Egg Nutrition

Egg Nutrition Facts

Eggs are one of nature's most nutrient-dense foods. One large Grade-A egg contains 6g of protein and only 70 calories. Canada's Food Guide considers 2 eggs to be one serving from the Meat and Alternatives food group.


Eggs are one of the few foods considered to be a complete protein, because they contain all 9 essential amino acids. Amino acids are considered 'building blocks for the body' because they help form protein.

In addition to giving you energy, your body uses the protein found in eggs to:
• build and repair body tissues and cells
• build and maintain healthy muscles
• grow strong hair and nails
• help fight infections
• help keep your body fluids in balance

To maintain a healthy, balanced diet, Canada's Food Guide recommends eating 1-3 servings of Meat and Alternatives every day, depending on age and gender. This includes a variety of protein sources, such as meat, poultry, fish, beans and eggs.

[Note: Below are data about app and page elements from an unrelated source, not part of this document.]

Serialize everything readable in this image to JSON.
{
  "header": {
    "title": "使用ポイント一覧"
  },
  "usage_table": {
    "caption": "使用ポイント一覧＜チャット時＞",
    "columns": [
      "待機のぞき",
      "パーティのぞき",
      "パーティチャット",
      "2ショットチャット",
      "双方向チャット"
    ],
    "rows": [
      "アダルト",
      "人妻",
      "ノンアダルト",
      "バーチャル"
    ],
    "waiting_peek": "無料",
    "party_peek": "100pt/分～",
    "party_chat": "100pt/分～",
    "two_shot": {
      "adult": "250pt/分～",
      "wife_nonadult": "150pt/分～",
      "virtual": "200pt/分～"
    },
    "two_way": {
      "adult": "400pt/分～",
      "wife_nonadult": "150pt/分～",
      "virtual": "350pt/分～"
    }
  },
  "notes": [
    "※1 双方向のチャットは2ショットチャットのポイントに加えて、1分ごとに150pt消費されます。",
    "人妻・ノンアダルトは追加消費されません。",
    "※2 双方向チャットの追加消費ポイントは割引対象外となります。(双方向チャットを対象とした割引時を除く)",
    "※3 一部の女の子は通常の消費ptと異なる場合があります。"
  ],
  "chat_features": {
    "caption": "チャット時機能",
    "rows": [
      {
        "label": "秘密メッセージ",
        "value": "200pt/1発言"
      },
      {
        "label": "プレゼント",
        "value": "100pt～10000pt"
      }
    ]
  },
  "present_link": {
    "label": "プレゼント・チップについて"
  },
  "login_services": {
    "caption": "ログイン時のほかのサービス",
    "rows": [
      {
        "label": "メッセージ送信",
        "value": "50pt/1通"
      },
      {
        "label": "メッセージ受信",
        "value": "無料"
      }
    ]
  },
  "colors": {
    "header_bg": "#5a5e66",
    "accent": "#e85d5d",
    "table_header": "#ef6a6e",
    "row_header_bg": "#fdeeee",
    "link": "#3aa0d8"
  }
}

Eggs are not only an excellent source of high quality protein, but they also contain many vitamins and minerals:

Nutrient Benefit
Protein Essential for building and repairing muscles, organs, skin, hair and other body tissues, needed to produce hormones, enzymes and antibodies, the protein in eggs is easily absorbed by the body

Carries oxygen to the cells; helps prevent anemia - the iron in eggs is easily absorbed by the body

Vitamin A Helps maintain healthy skin and eye tissue, assists in night vision
Vitamin D Strengthens bones and teeth, may help protect against certain cancers and auto- immune diseases
Vitamin E An antioxidant that plays a role in maintaining good health and preventing disease
Vitamin B12 Helps protect against heart disease
Folate Helps produce and maintain new cells, helps prevent a type of anemia, helps protect against serious birth defects if taken prior to pregnancy and during the first three months of pregnancy
Selenium Works with Vitamin E to act as an antioxidant to help prevent the breakdown of body tissues
Lutein & Zeaxanthin Maintains good vision, may reduce the risk of age-related eye disease, such as cataracts and macular degeneration
Choline Choline Plays a strong role in brain development and function


An egg a day is ok!
If you've been avoiding eggs because of concerns linking them to dietary cholesterol and coronary heart disease, it's time to reconsider. The latest research shows that healthy adults can enjoy an egg every day without increasing their risk of heart disease.
According to the American Heart Association, the lutein found in egg yolks also protects against the progress of early heart disease.
For more information to help you better understand and manage your cholesterol, visit